Records for the exercise
============

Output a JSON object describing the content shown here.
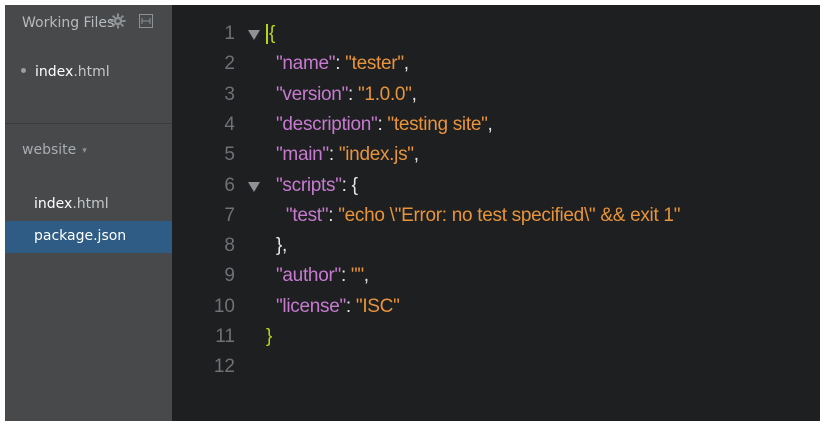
{
  "sidebar": {
    "working_files_title": "Working Files",
    "working_files": [
      {
        "name": "index",
        "ext": ".html"
      }
    ],
    "project_name": "website",
    "project_caret": "▾",
    "tree": [
      {
        "name": "index",
        "ext": ".html",
        "selected": false
      },
      {
        "name": "package.json",
        "ext": "",
        "selected": true
      }
    ]
  },
  "editor": {
    "line_numbers": [
      "1",
      "2",
      "3",
      "4",
      "5",
      "6",
      "7",
      "8",
      "9",
      "10",
      "11",
      "12"
    ],
    "lines": [
      {
        "indent": "",
        "tokens": [
          {
            "t": "bracket",
            "v": "{"
          }
        ]
      },
      {
        "indent": "  ",
        "tokens": [
          {
            "t": "key",
            "v": "\"name\""
          },
          {
            "t": "punc",
            "v": ": "
          },
          {
            "t": "str",
            "v": "\"tester\""
          },
          {
            "t": "punc",
            "v": ","
          }
        ]
      },
      {
        "indent": "  ",
        "tokens": [
          {
            "t": "key",
            "v": "\"version\""
          },
          {
            "t": "punc",
            "v": ": "
          },
          {
            "t": "str",
            "v": "\"1.0.0\""
          },
          {
            "t": "punc",
            "v": ","
          }
        ]
      },
      {
        "indent": "  ",
        "tokens": [
          {
            "t": "key",
            "v": "\"description\""
          },
          {
            "t": "punc",
            "v": ": "
          },
          {
            "t": "str",
            "v": "\"testing site\""
          },
          {
            "t": "punc",
            "v": ","
          }
        ]
      },
      {
        "indent": "  ",
        "tokens": [
          {
            "t": "key",
            "v": "\"main\""
          },
          {
            "t": "punc",
            "v": ": "
          },
          {
            "t": "str",
            "v": "\"index.js\""
          },
          {
            "t": "punc",
            "v": ","
          }
        ]
      },
      {
        "indent": "  ",
        "tokens": [
          {
            "t": "key",
            "v": "\"scripts\""
          },
          {
            "t": "punc",
            "v": ": {"
          }
        ]
      },
      {
        "indent": "    ",
        "tokens": [
          {
            "t": "key",
            "v": "\"test\""
          },
          {
            "t": "punc",
            "v": ": "
          },
          {
            "t": "str",
            "v": "\"echo \\\"Error: no test specified\\\" && exit 1\""
          }
        ]
      },
      {
        "indent": "  ",
        "tokens": [
          {
            "t": "punc",
            "v": "},"
          }
        ]
      },
      {
        "indent": "  ",
        "tokens": [
          {
            "t": "key",
            "v": "\"author\""
          },
          {
            "t": "punc",
            "v": ": "
          },
          {
            "t": "str",
            "v": "\"\""
          },
          {
            "t": "punc",
            "v": ","
          }
        ]
      },
      {
        "indent": "  ",
        "tokens": [
          {
            "t": "key",
            "v": "\"license\""
          },
          {
            "t": "punc",
            "v": ": "
          },
          {
            "t": "str",
            "v": "\"ISC\""
          }
        ]
      },
      {
        "indent": "",
        "tokens": [
          {
            "t": "bracket",
            "v": "}"
          }
        ]
      },
      {
        "indent": "",
        "tokens": []
      }
    ],
    "fold_lines": [
      1,
      6
    ]
  },
  "colors": {
    "sidebar_bg": "#47494b",
    "selected_bg": "#2e5c84",
    "editor_bg": "#1d1f21",
    "key": "#c77ad0",
    "string": "#e8943a",
    "bracket": "#b4d41e",
    "line_number": "#6e7275"
  }
}
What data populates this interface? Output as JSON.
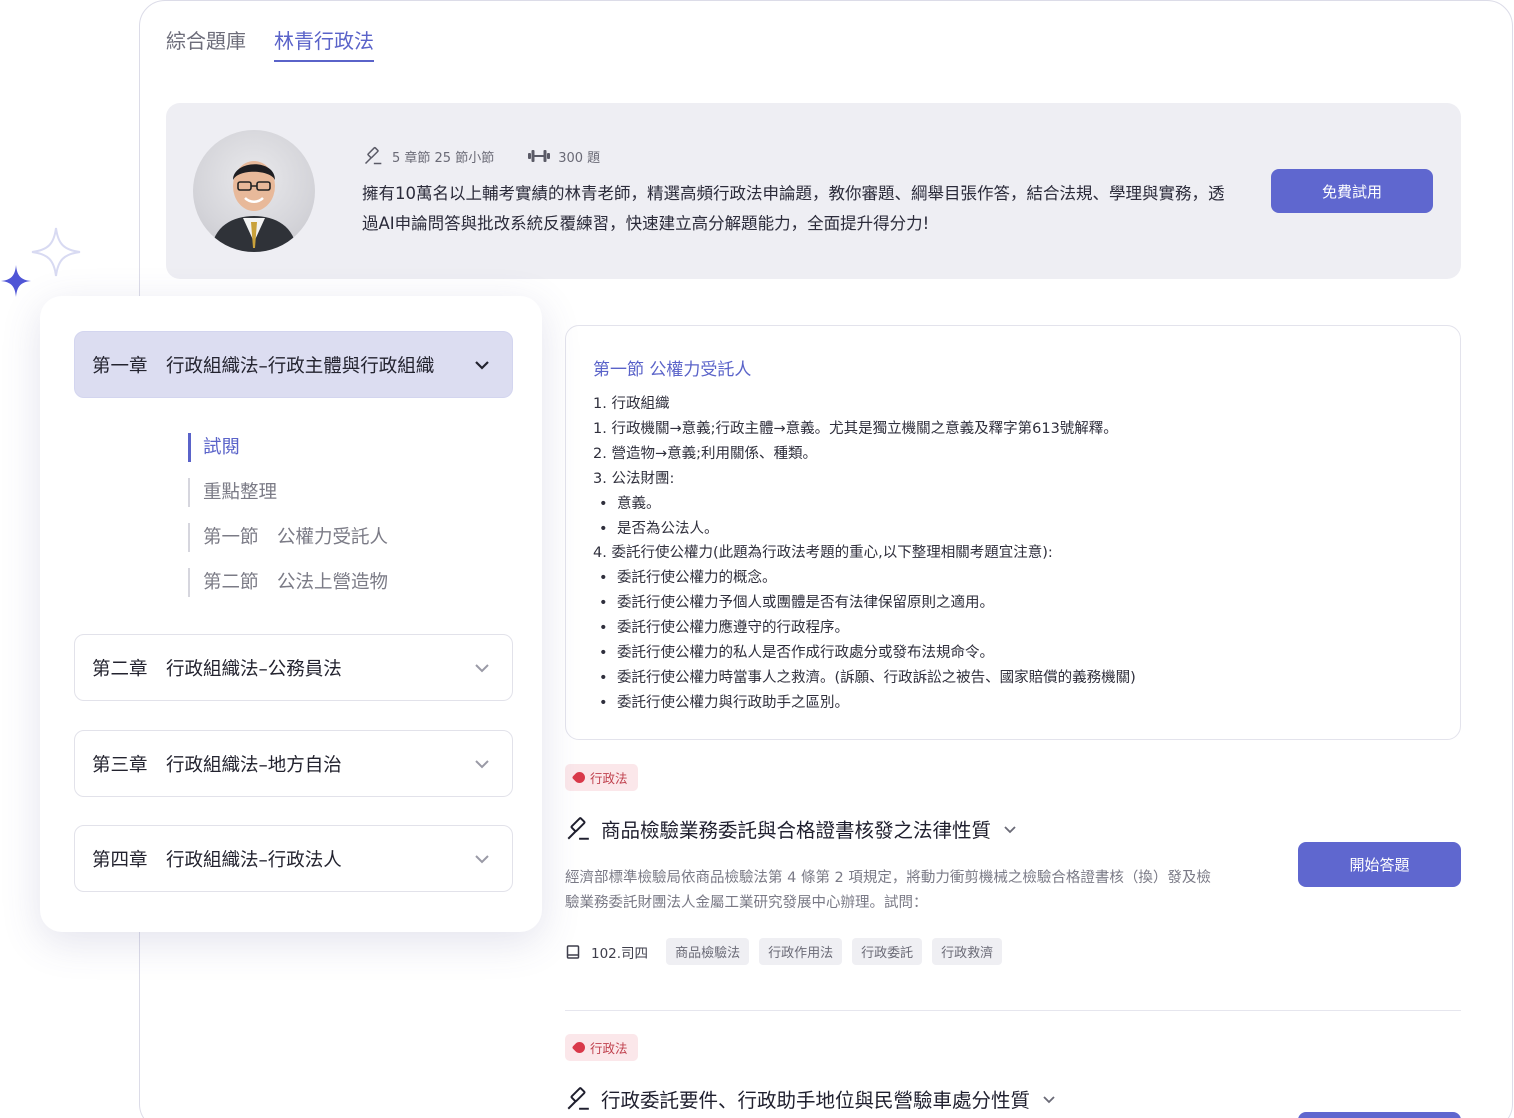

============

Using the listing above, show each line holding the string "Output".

Output a JSON object describing the content shown here.
What data populates this interface? Output as JSON.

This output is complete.